comment by playtherapist · 2011-01-08T20:05:02.337Z · score: 2 (2 votes) · LW(p) · GW(p)

I'm a clinical social worker/therapist and know a bit about bi-polar disorder and schizophrenia. My clients are all children and few have been given either diagnosis yet, although more will probably when they are older. I don't think that we really know yet whether avoiding medication increases ones chances of actual schizophrenia. One article I recently read actually suggested that taking anti-psychotics long term might prevent one from making a full recovery after a psychotic episode.
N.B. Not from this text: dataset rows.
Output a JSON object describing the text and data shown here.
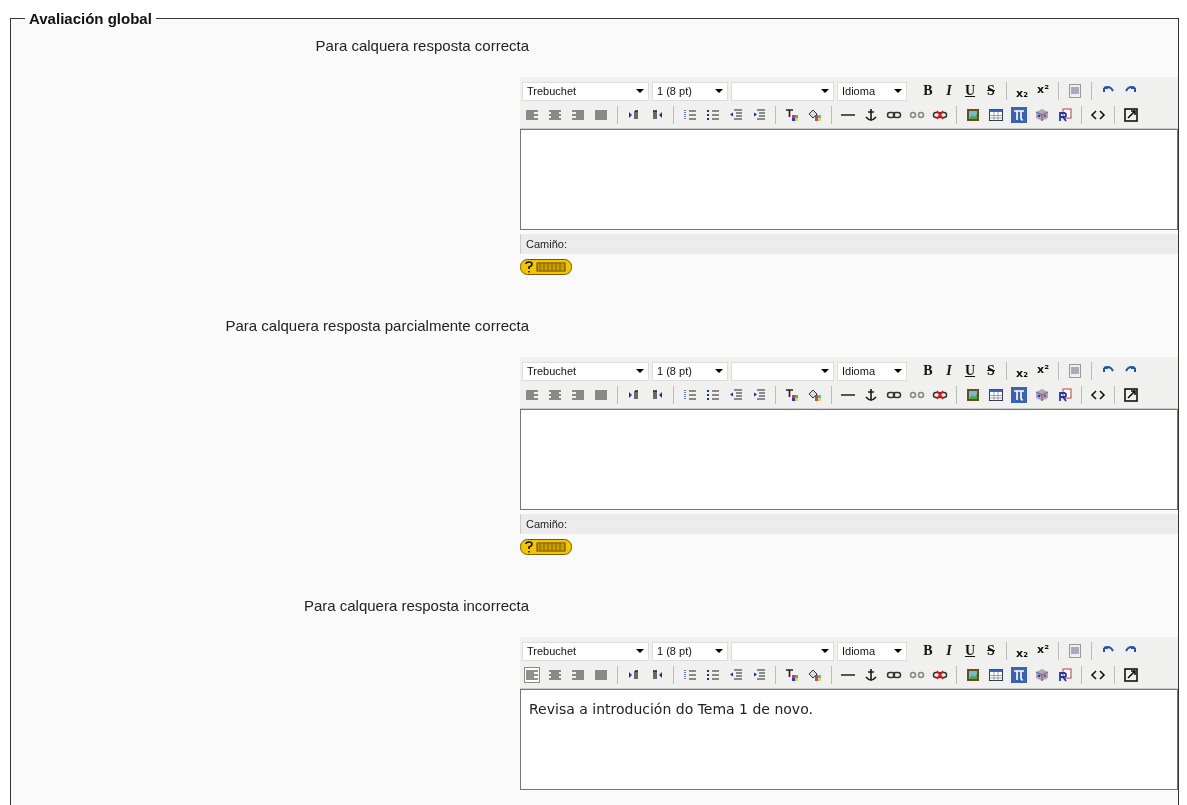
{
  "section": {
    "legend": "Avaliación global"
  },
  "editors": [
    {
      "label": "Para calquera resposta correcta",
      "font": "Trebuchet",
      "size": "1 (8 pt)",
      "language": "Idioma",
      "format_buttons": [
        {
          "kind": "bold",
          "glyph": "B"
        },
        {
          "kind": "italic",
          "glyph": "I"
        },
        {
          "kind": "underline",
          "glyph": "U"
        },
        {
          "kind": "strike",
          "glyph": "S"
        }
      ],
      "script_buttons": [
        {
          "kind": "sub",
          "glyph": "x₂"
        },
        {
          "kind": "sup",
          "glyph": "x²"
        }
      ],
      "align_left_selected": false,
      "path_label": "Camiño:"
    },
    {
      "label": "Para calquera resposta parcialmente correcta",
      "font": "Trebuchet",
      "size": "1 (8 pt)",
      "language": "Idioma",
      "format_buttons": [
        {
          "kind": "bold",
          "glyph": "B"
        },
        {
          "kind": "italic",
          "glyph": "I"
        },
        {
          "kind": "underline",
          "glyph": "U"
        },
        {
          "kind": "strike",
          "glyph": "S"
        }
      ],
      "script_buttons": [
        {
          "kind": "sub",
          "glyph": "x₂"
        },
        {
          "kind": "sup",
          "glyph": "x²"
        }
      ],
      "align_left_selected": false,
      "path_label": "Camiño:"
    },
    {
      "label": "Para calquera resposta incorrecta",
      "font": "Trebuchet",
      "size": "1 (8 pt)",
      "language": "Idioma",
      "format_buttons": [
        {
          "kind": "bold",
          "glyph": "B"
        },
        {
          "kind": "italic",
          "glyph": "I"
        },
        {
          "kind": "underline",
          "glyph": "U"
        },
        {
          "kind": "strike",
          "glyph": "S"
        }
      ],
      "script_buttons": [
        {
          "kind": "sub",
          "glyph": "x₂"
        },
        {
          "kind": "sup",
          "glyph": "x²"
        }
      ],
      "align_left_selected": true,
      "content": "Revisa a introdución do Tema 1 de novo."
    }
  ]
}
I do know that you should avoid certain psychoactive substances, most of which are illegal (LSD, uppers, etc.) and heavy alcohol use. It is also best to try to avoid super stressful situations as much as you can.

It is my understanding that many people with bi-polar disorder (and schizophrenia) don't like their medications because it makes them feel flat.

If you can get objective feedback from family or friends about your behavior in manic states it would be helpful for you to assess whether you should get treatment. You could ask them whether you are doing risky things? Are you so irritable/manic that you are antagonizing others?

My 2nd cousin once removed, Lizzie Simon has bi-polar disorder. She wrote a book, "Detour : My Bipolar Road Trip in 4-D " in which she writes about her own experiences and interviews with other individuals with bi-polar disorder. She was looking for individuals who were functioning well. Lizzie goes around the country lecturing about bi-polar disorder. You might want to check out the book or/and her website.